Dataset excerpts START
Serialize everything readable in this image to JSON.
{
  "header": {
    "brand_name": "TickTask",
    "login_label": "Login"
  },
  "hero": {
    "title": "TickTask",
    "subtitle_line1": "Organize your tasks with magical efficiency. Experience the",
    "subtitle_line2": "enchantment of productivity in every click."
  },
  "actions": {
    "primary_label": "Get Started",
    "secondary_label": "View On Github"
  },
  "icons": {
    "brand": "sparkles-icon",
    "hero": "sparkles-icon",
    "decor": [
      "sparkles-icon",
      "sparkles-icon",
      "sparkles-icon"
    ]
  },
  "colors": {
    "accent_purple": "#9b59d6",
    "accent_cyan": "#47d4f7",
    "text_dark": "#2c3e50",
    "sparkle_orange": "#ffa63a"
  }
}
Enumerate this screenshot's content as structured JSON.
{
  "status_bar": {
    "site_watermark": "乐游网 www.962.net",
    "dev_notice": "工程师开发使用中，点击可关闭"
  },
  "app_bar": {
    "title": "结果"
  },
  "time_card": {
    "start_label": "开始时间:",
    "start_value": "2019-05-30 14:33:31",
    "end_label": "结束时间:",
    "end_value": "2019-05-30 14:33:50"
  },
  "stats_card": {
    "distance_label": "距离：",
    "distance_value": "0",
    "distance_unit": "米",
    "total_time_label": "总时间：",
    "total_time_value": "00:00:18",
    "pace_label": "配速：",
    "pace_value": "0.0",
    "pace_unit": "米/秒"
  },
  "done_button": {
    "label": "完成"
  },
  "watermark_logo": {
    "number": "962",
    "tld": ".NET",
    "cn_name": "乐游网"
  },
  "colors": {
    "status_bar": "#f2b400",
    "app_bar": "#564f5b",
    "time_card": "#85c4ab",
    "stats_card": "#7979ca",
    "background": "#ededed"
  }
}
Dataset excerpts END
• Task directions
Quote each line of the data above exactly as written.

• Task response
Serialize everything readable in this image to JSON.
{
  "header": {
    "brand_name": "TickTask",
    "login_label": "Login"
  },
  "hero": {
    "title": "TickTask",
    "subtitle_line1": "Organize your tasks with magical efficiency. Experience the",
    "subtitle_line2": "enchantment of productivity in every click."
  },
  "actions": {
    "primary_label": "Get Started",
    "secondary_label": "View On Github"
  },
  "icons": {
    "brand": "sparkles-icon",
    "hero": "sparkles-icon",
    "decor": [
      "sparkles-icon",
      "sparkles-icon",
      "sparkles-icon"
    ]
  },
  "colors": {
    "accent_purple": "#9b59d6",
    "accent_cyan": "#47d4f7",
    "text_dark": "#2c3e50",
    "sparkle_orange": "#ffa63a"
  }
}
Enumerate this screenshot's content as structured JSON.
{
  "status_bar": {
    "site_watermark": "乐游网 www.962.net",
    "dev_notice": "工程师开发使用中，点击可关闭"
  },
  "app_bar": {
    "title": "结果"
  },
  "time_card": {
    "start_label": "开始时间:",
    "start_value": "2019-05-30 14:33:31",
    "end_label": "结束时间:",
    "end_value": "2019-05-30 14:33:50"
  },
  "stats_card": {
    "distance_label": "距离：",
    "distance_value": "0",
    "distance_unit": "米",
    "total_time_label": "总时间：",
    "total_time_value": "00:00:18",
    "pace_label": "配速：",
    "pace_value": "0.0",
    "pace_unit": "米/秒"
  },
  "done_button": {
    "label": "完成"
  },
  "watermark_logo": {
    "number": "962",
    "tld": ".NET",
    "cn_name": "乐游网"
  },
  "colors": {
    "status_bar": "#f2b400",
    "app_bar": "#564f5b",
    "time_card": "#85c4ab",
    "stats_card": "#7979ca",
    "background": "#ededed"
  }
}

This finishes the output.